S U R V I V E, who is best known for the theme song for the hit show Stranger Things, was able to showcase their unique style of electronic music. Their set was enchanting and was able to put the entire audience in a trance. Everyone was dancing along to the deep sounds that are emblematic of S U R V I V E’s music. Overall, this was a chill break from the craziness that would come next with A Tribe Called Quest.
A Tribe Called Quest was the coup de grace of Saturday’s events. Tribe was able to combine their style of Conscious rap with the energy of the crowd very well. They started off with a tribute to their fallen member Phife Dawg by saying that it was their first concert since he became deceased. The concert was a very energetic with some touching moments of tribute to their fallen member. At times, Phife Dawg’s verses would play acapella throughout the sound system and ripple through the audience. Even more emblematic of their loss came how the acapella verses were set up with a light shining on a microphone that was unaccompanied. Overall, Tribe was able to channel their loss into a very energetic concert.
Joey Purp played on his Chicago roots during his show. He was able to showcase how far he had come from being an up-and-comer from Chicago and he even was able to surprise the audience with a cameo appearance from Vic Mensa.
Due to a minor disappointment on Sunday (The Avalanches Cancelled last minute due to a family issue), I had some time to walk around in the market behind the festival. In the market, there were posters of artists at the festival from past concerts that you may have missed, beautiful fan art of the artists themselves, T-Shirts and memorabilia for various artists, and Vinyl records of great albums from various record labels. When I was walking around, I ended up buying three Vinyl records (Mac Demarco’s 2, Washed Out’s Paracosm, and Beach House’s Depression Cherry) and had a great time walking around the back with people who shared the same musical interests.

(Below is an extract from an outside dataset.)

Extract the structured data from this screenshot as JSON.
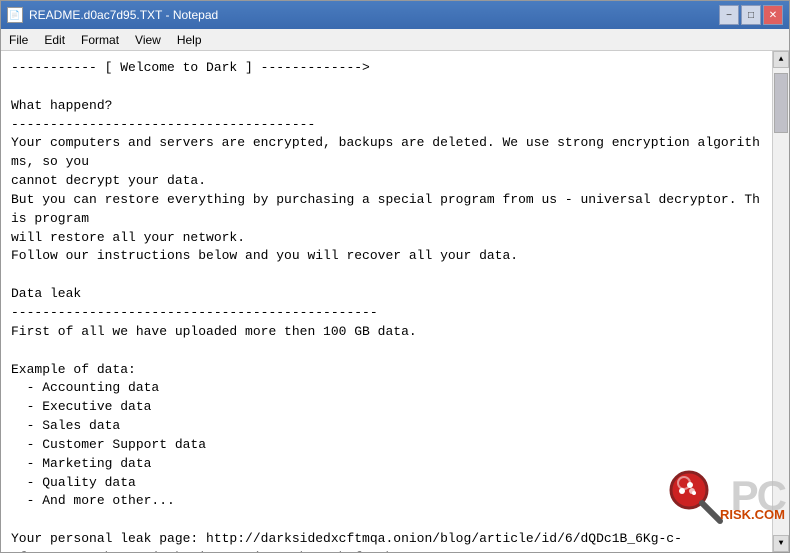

Nicolas Jaar was a strange concert experience. At first, I was front row for this concert, but I had to move further back because of the solid wall of sound that blew me away. Jaar appeared solo, surrounded by his array of instrumentation. Throughout the concert, Jaar was able to seamlessly blend the analogue with the digital and created a set that was not only sonically powerful but mesmerizing.
Solange was the last show of the festival and it did not disappoint. Solange was able to connect her neo-soul style to a large group of audience members. Not only was Solange great with her sonic style, but she also put on an avant-garde stage show. All of the backup singers were dressed the same and were choreographed with stilted motions that would go along with the music itself. The show was able to quell the more rowdy energy of the third day into a softer mood and had the entire crowd moving together in agreement. Overall, the concert was a great cherry on top to what was a great Pitchfork.
This year of Pitchfork was amazing, it was a great experience, I will definitely not miss out for the next year.